* Problem requirements
The full listing is to be returned exactly as given, but without pictures.

* Extracted records
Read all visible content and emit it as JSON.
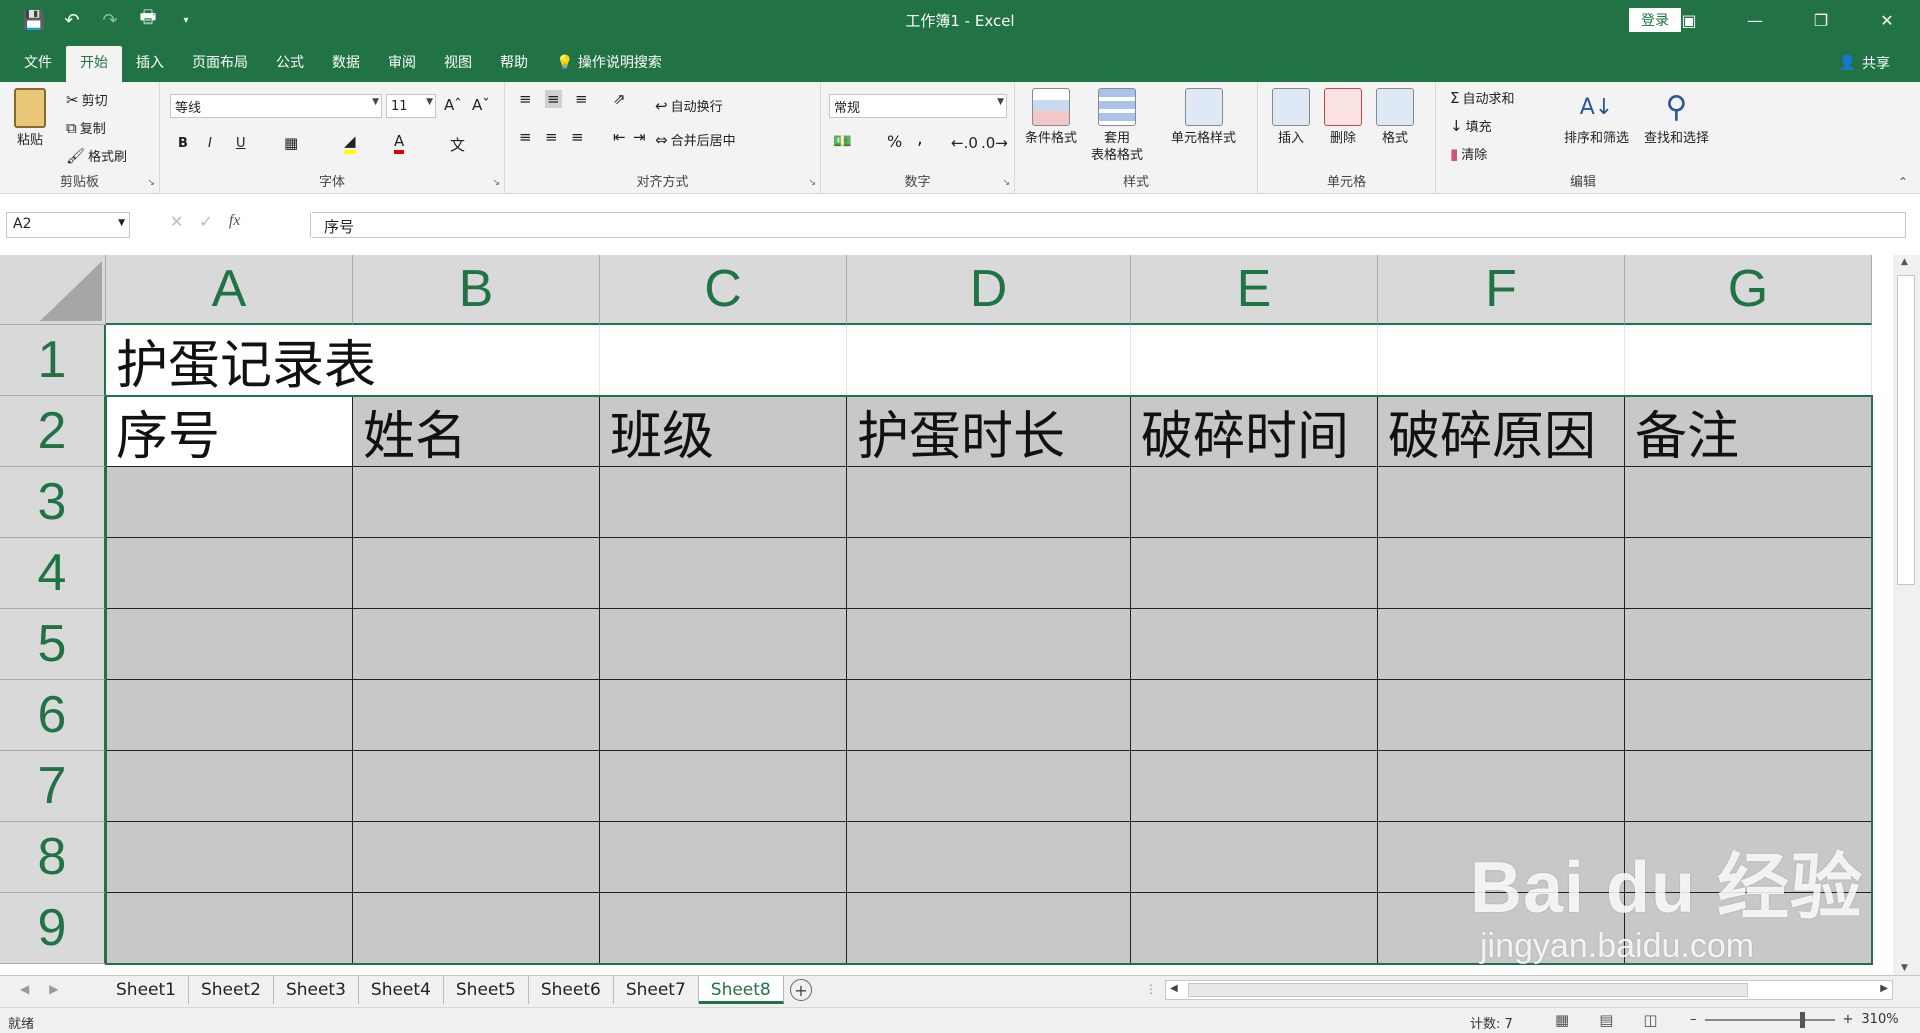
{
  "title_bar": {
    "title": "工作簿1  -  Excel",
    "login": "登录"
  },
  "tabs": [
    {
      "label": "文件"
    },
    {
      "label": "开始"
    },
    {
      "label": "插入"
    },
    {
      "label": "页面布局"
    },
    {
      "label": "公式"
    },
    {
      "label": "数据"
    },
    {
      "label": "审阅"
    },
    {
      "label": "视图"
    },
    {
      "label": "帮助"
    },
    {
      "label": "操作说明搜索"
    }
  ],
  "share": "共享",
  "ribbon": {
    "clipboard": {
      "label": "剪贴板",
      "paste": "粘贴",
      "cut": "剪切",
      "copy": "复制",
      "format_painter": "格式刷"
    },
    "font": {
      "label": "字体",
      "font_name": "等线",
      "font_size": "11",
      "bold": "B",
      "italic": "I",
      "underline": "U"
    },
    "alignment": {
      "label": "对齐方式",
      "wrap": "自动换行",
      "merge": "合并后居中"
    },
    "number": {
      "label": "数字",
      "format": "常规",
      "percent": "%",
      "comma": ","
    },
    "styles": {
      "label": "样式",
      "conditional": "条件格式",
      "table_1": "套用",
      "table_2": "表格格式",
      "cell_styles": "单元格样式"
    },
    "cells": {
      "label": "单元格",
      "insert": "插入",
      "delete": "删除",
      "format": "格式"
    },
    "editing": {
      "label": "编辑",
      "autosum": "自动求和",
      "fill": "填充",
      "clear": "清除",
      "sort": "排序和筛选",
      "find": "查找和选择"
    }
  },
  "formula_bar": {
    "name_box": "A2",
    "fx": "fx",
    "content": "序号"
  },
  "grid": {
    "columns": [
      "A",
      "B",
      "C",
      "D",
      "E",
      "F",
      "G"
    ],
    "rows": [
      "1",
      "2",
      "3",
      "4",
      "5",
      "6",
      "7",
      "8",
      "9"
    ],
    "title_cell": "护蛋记录表",
    "headers": [
      "序号",
      "姓名",
      "班级",
      "护蛋时长",
      "破碎时间",
      "破碎原因",
      "备注"
    ]
  },
  "sheets": [
    "Sheet1",
    "Sheet2",
    "Sheet3",
    "Sheet4",
    "Sheet5",
    "Sheet6",
    "Sheet7",
    "Sheet8"
  ],
  "active_sheet": "Sheet8",
  "status": {
    "ready": "就绪",
    "count": "计数: 7",
    "zoom": "310%"
  },
  "watermark": {
    "main": "Bai du 经验",
    "sub": "jingyan.baidu.com"
  },
  "colors": {
    "accent": "#217346",
    "cell_fill": "#c8c8c8"
  }
}
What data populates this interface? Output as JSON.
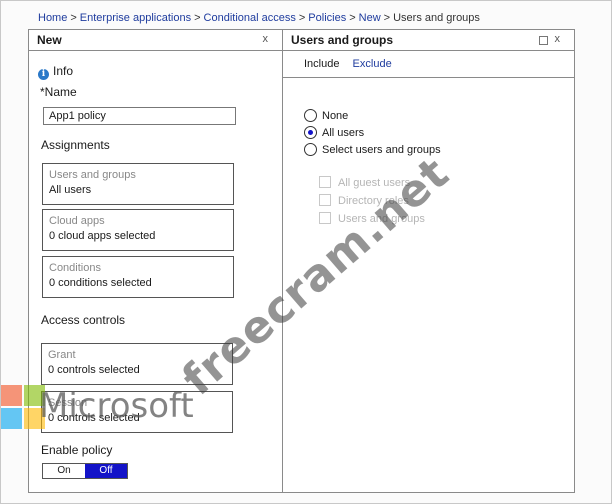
{
  "breadcrumb": {
    "items": [
      "Home",
      "Enterprise applications",
      "Conditional access",
      "Policies",
      "New"
    ],
    "current": "Users and groups",
    "separator": ">"
  },
  "new_blade": {
    "title": "New",
    "close": "x",
    "info": "Info",
    "name_label": "*Name",
    "name_value": "App1 policy",
    "assignments_label": "Assignments",
    "cards": [
      {
        "title": "Users and groups",
        "value": "All users"
      },
      {
        "title": "Cloud apps",
        "value": "0 cloud apps selected"
      },
      {
        "title": "Conditions",
        "value": "0 conditions selected"
      }
    ],
    "access_controls_label": "Access controls",
    "controls": [
      {
        "title": "Grant",
        "value": "0 controls selected"
      },
      {
        "title": "Session",
        "value": "0 controls selected"
      }
    ],
    "enable_policy_label": "Enable policy",
    "toggle": {
      "on": "On",
      "off": "Off",
      "selected": "Off"
    }
  },
  "users_blade": {
    "title": "Users and groups",
    "close": "x",
    "tabs": {
      "include": "Include",
      "exclude": "Exclude"
    },
    "radios": [
      {
        "label": "None",
        "selected": false
      },
      {
        "label": "All users",
        "selected": true
      },
      {
        "label": "Select users and groups",
        "selected": false
      }
    ],
    "checkboxes": [
      "All guest users",
      "Directory roles",
      "Users and groups"
    ]
  },
  "watermark": {
    "text": "freecram.net",
    "logo_text": "Microsoft"
  },
  "colors": {
    "link": "#1f3c9e",
    "accent": "#1313c8",
    "info": "#2a78c8"
  },
  "icons": [
    "info-icon",
    "close-icon",
    "maximize-icon"
  ]
}
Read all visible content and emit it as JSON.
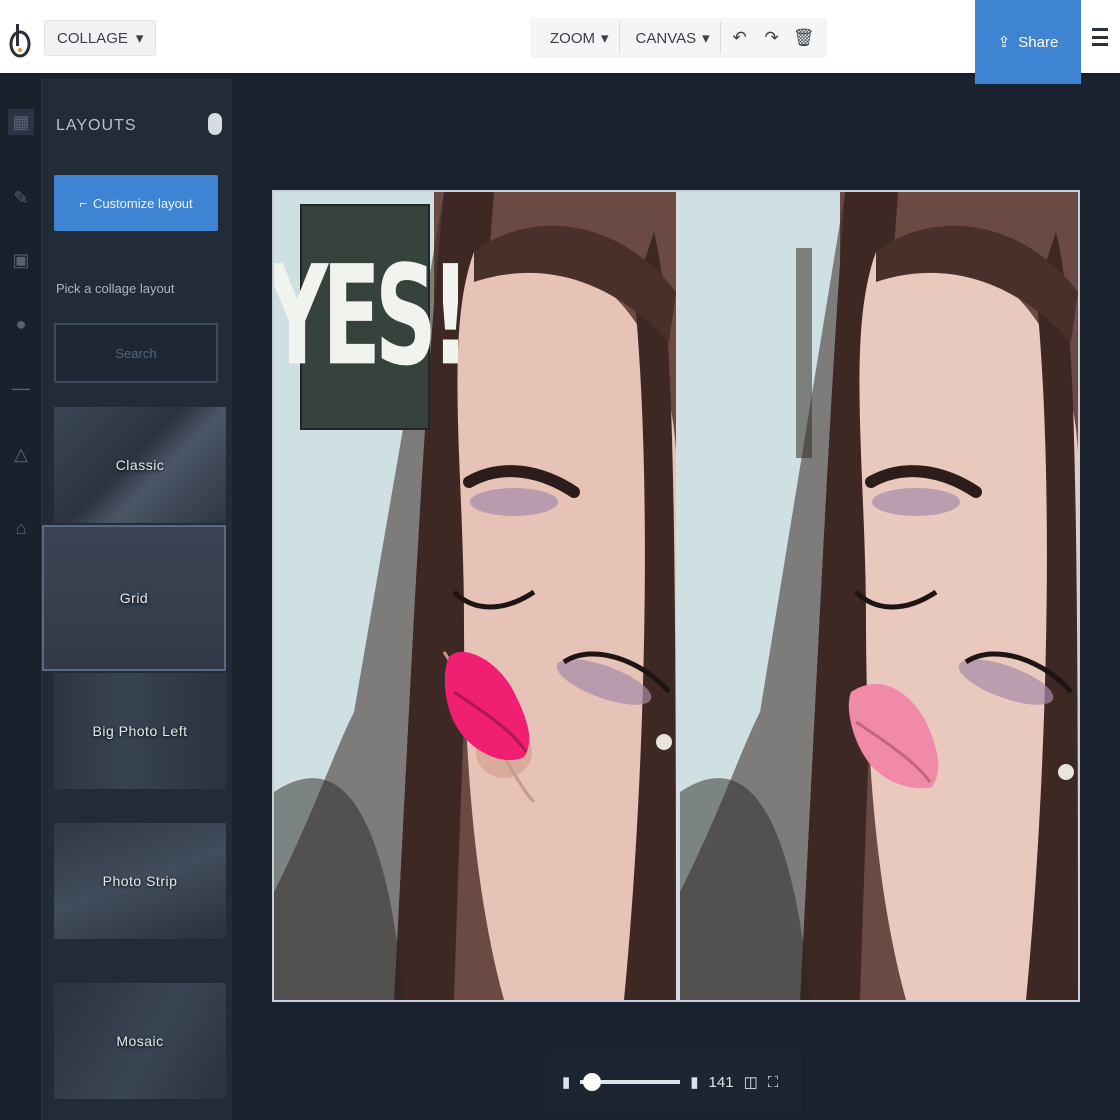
{
  "topbar": {
    "project_label": "COLLAGE",
    "dropdown1": "ZOOM",
    "dropdown2": "CANVAS",
    "tool_icons": [
      "undo-icon",
      "redo-icon",
      "delete-icon"
    ],
    "download_label": "Share",
    "accent": "#3f84d3"
  },
  "panel": {
    "title": "LAYOUTS",
    "primary_button": "Customize layout",
    "hint": "Pick a collage layout",
    "input_value": "Search",
    "tiles": [
      "Classic",
      "Grid",
      "Big Photo Left",
      "Photo Strip",
      "Mosaic"
    ]
  },
  "canvas": {
    "sign_text": "YES!"
  },
  "zoom": {
    "value": "141",
    "fraction": 0.12
  }
}
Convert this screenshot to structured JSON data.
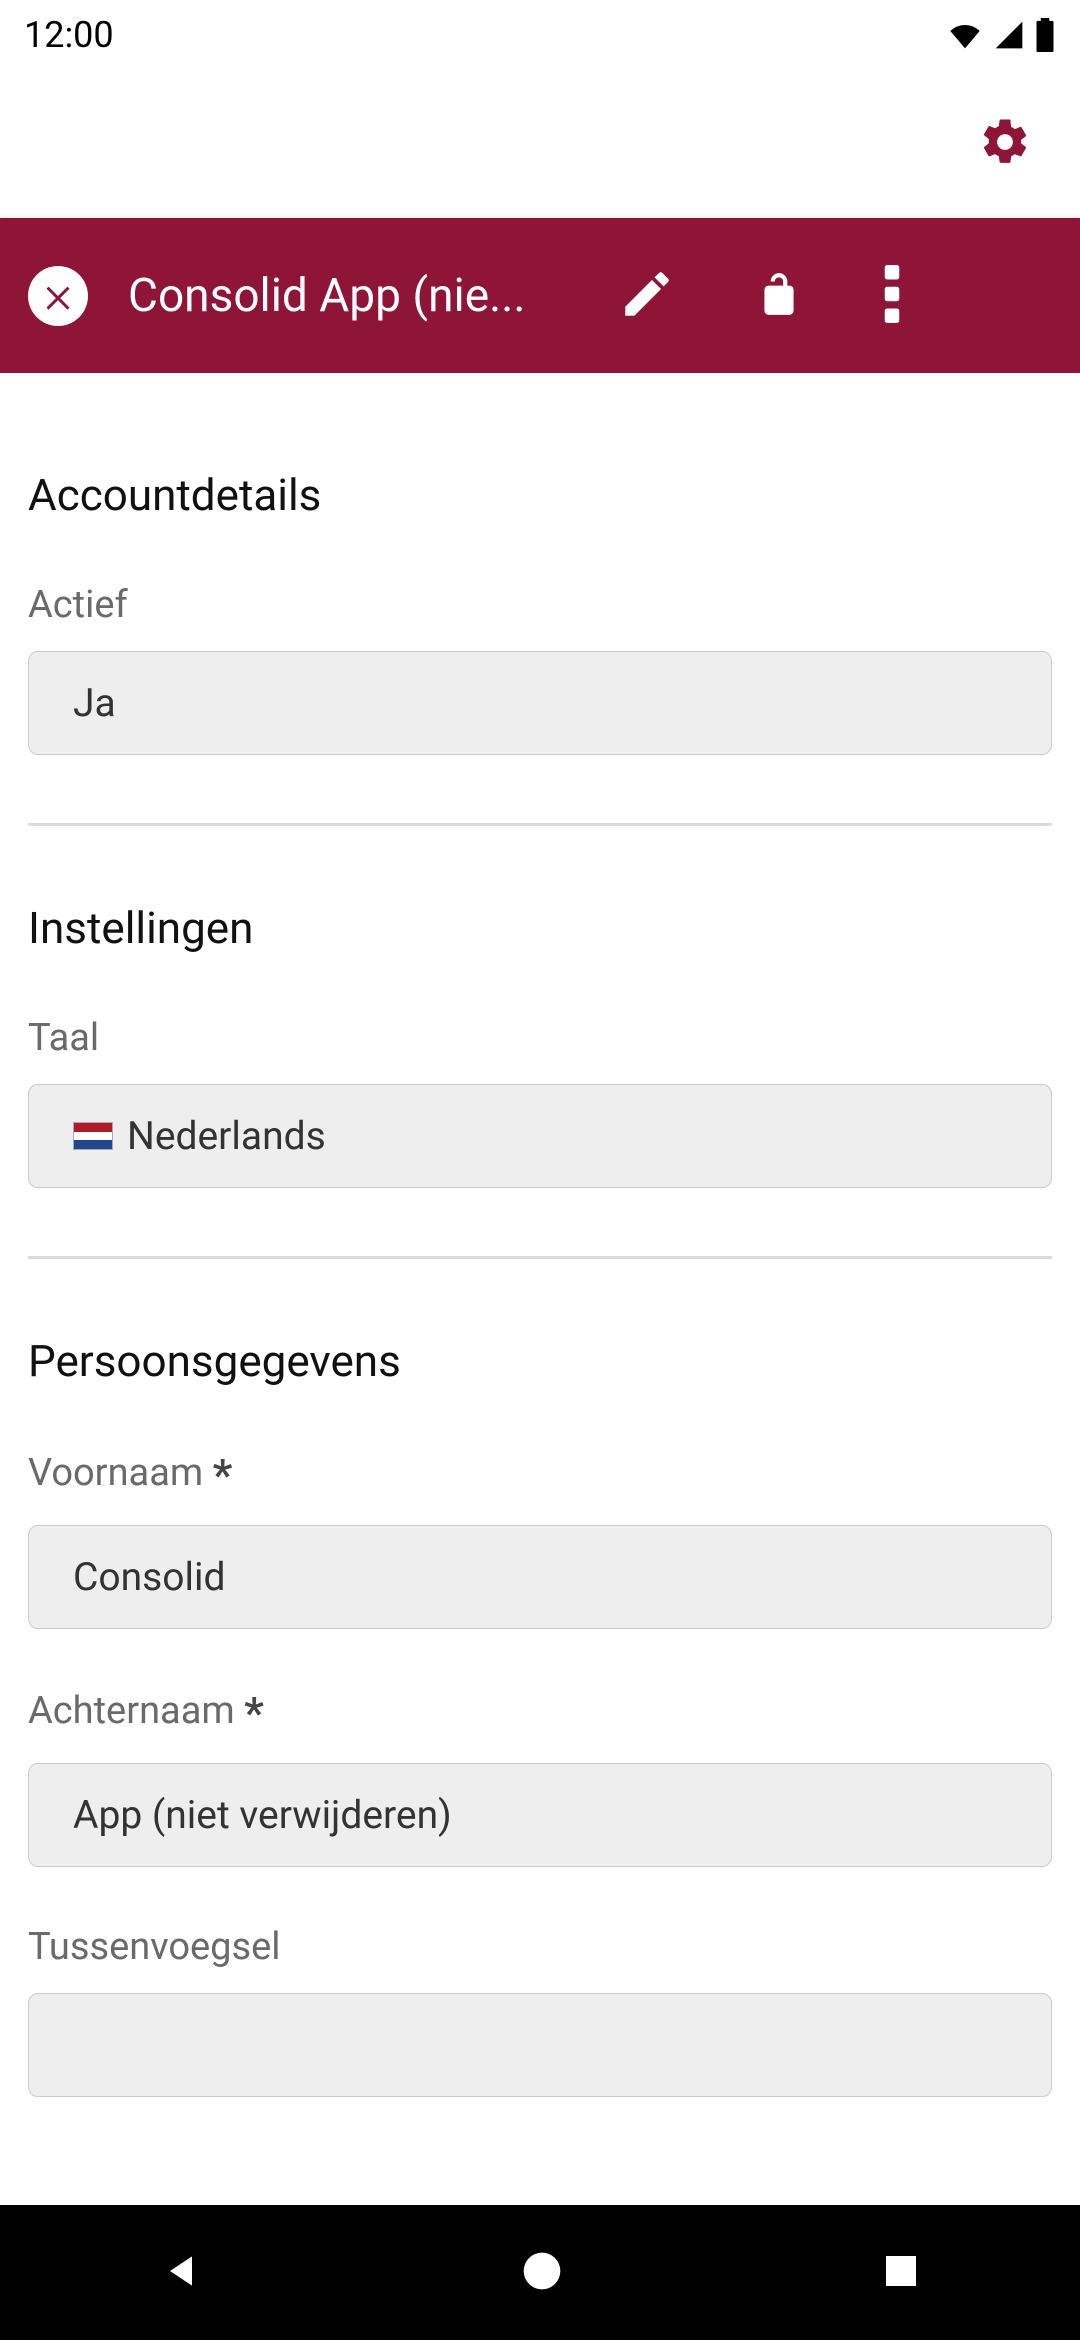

* Response area
Read all visible content and emit it as JSON.
{
  "title_bar": {
    "title": "工作簿1  -  Excel",
    "login": "登录"
  },
  "tabs": [
    {
      "label": "文件"
    },
    {
      "label": "开始"
    },
    {
      "label": "插入"
    },
    {
      "label": "页面布局"
    },
    {
      "label": "公式"
    },
    {
      "label": "数据"
    },
    {
      "label": "审阅"
    },
    {
      "label": "视图"
    },
    {
      "label": "帮助"
    },
    {
      "label": "操作说明搜索"
    }
  ],
  "share": "共享",
  "ribbon": {
    "clipboard": {
      "label": "剪贴板",
      "paste": "粘贴",
      "cut": "剪切",
      "copy": "复制",
      "format_painter": "格式刷"
    },
    "font": {
      "label": "字体",
      "font_name": "等线",
      "font_size": "11",
      "bold": "B",
      "italic": "I",
      "underline": "U"
    },
    "alignment": {
      "label": "对齐方式",
      "wrap": "自动换行",
      "merge": "合并后居中"
    },
    "number": {
      "label": "数字",
      "format": "常规",
      "percent": "%",
      "comma": ","
    },
    "styles": {
      "label": "样式",
      "conditional": "条件格式",
      "table_1": "套用",
      "table_2": "表格格式",
      "cell_styles": "单元格样式"
    },
    "cells": {
      "label": "单元格",
      "insert": "插入",
      "delete": "删除",
      "format": "格式"
    },
    "editing": {
      "label": "编辑",
      "autosum": "自动求和",
      "fill": "填充",
      "clear": "清除",
      "sort": "排序和筛选",
      "find": "查找和选择"
    }
  },
  "formula_bar": {
    "name_box": "A2",
    "fx": "fx",
    "content": "序号"
  },
  "grid": {
    "columns": [
      "A",
      "B",
      "C",
      "D",
      "E",
      "F",
      "G"
    ],
    "rows": [
      "1",
      "2",
      "3",
      "4",
      "5",
      "6",
      "7",
      "8",
      "9"
    ],
    "title_cell": "护蛋记录表",
    "headers": [
      "序号",
      "姓名",
      "班级",
      "护蛋时长",
      "破碎时间",
      "破碎原因",
      "备注"
    ]
  },
  "sheets": [
    "Sheet1",
    "Sheet2",
    "Sheet3",
    "Sheet4",
    "Sheet5",
    "Sheet6",
    "Sheet7",
    "Sheet8"
  ],
  "active_sheet": "Sheet8",
  "status": {
    "ready": "就绪",
    "count": "计数: 7",
    "zoom": "310%"
  },
  "watermark": {
    "main": "Bai du 经验",
    "sub": "jingyan.baidu.com"
  },
  "colors": {
    "accent": "#217346",
    "cell_fill": "#c8c8c8"
  }
}
What data populates this interface? Output as JSON.
{
  "breadcrumb": {
    "items": [
      "Home",
      "Enterprise applications",
      "Conditional access",
      "Policies",
      "New"
    ],
    "current": "Users and groups",
    "separator": ">"
  },
  "new_blade": {
    "title": "New",
    "close": "x",
    "info": "Info",
    "name_label": "*Name",
    "name_value": "App1 policy",
    "assignments_label": "Assignments",
    "cards": [
      {
        "title": "Users and groups",
        "value": "All users"
      },
      {
        "title": "Cloud apps",
        "value": "0 cloud apps selected"
      },
      {
        "title": "Conditions",
        "value": "0 conditions selected"
      }
    ],
    "access_controls_label": "Access controls",
    "controls": [
      {
        "title": "Grant",
        "value": "0 controls selected"
      },
      {
        "title": "Session",
        "value": "0 controls selected"
      }
    ],
    "enable_policy_label": "Enable policy",
    "toggle": {
      "on": "On",
      "off": "Off",
      "selected": "Off"
    }
  },
  "users_blade": {
    "title": "Users and groups",
    "close": "x",
    "tabs": {
      "include": "Include",
      "exclude": "Exclude"
    },
    "radios": [
      {
        "label": "None",
        "selected": false
      },
      {
        "label": "All users",
        "selected": true
      },
      {
        "label": "Select users and groups",
        "selected": false
      }
    ],
    "checkboxes": [
      "All guest users",
      "Directory roles",
      "Users and groups"
    ]
  },
  "watermark": {
    "text": "freecram.net",
    "logo_text": "Microsoft"
  },
  "colors": {
    "link": "#1f3c9e",
    "accent": "#1313c8",
    "info": "#2a78c8"
  },
  "icons": [
    "info-icon",
    "close-icon",
    "maximize-icon"
  ]
}
Read all visible content and emit it as JSON.
{
  "topbar": {
    "project_label": "COLLAGE",
    "dropdown1": "ZOOM",
    "dropdown2": "CANVAS",
    "tool_icons": [
      "undo-icon",
      "redo-icon",
      "delete-icon"
    ],
    "download_label": "Share",
    "accent": "#3f84d3"
  },
  "panel": {
    "title": "LAYOUTS",
    "primary_button": "Customize layout",
    "hint": "Pick a collage layout",
    "input_value": "Search",
    "tiles": [
      "Classic",
      "Grid",
      "Big Photo Left",
      "Photo Strip",
      "Mosaic"
    ]
  },
  "canvas": {
    "sign_text": "YES!"
  },
  "zoom": {
    "value": "141",
    "fraction": 0.12
  }
}
Convert this screenshot to structured JSON data.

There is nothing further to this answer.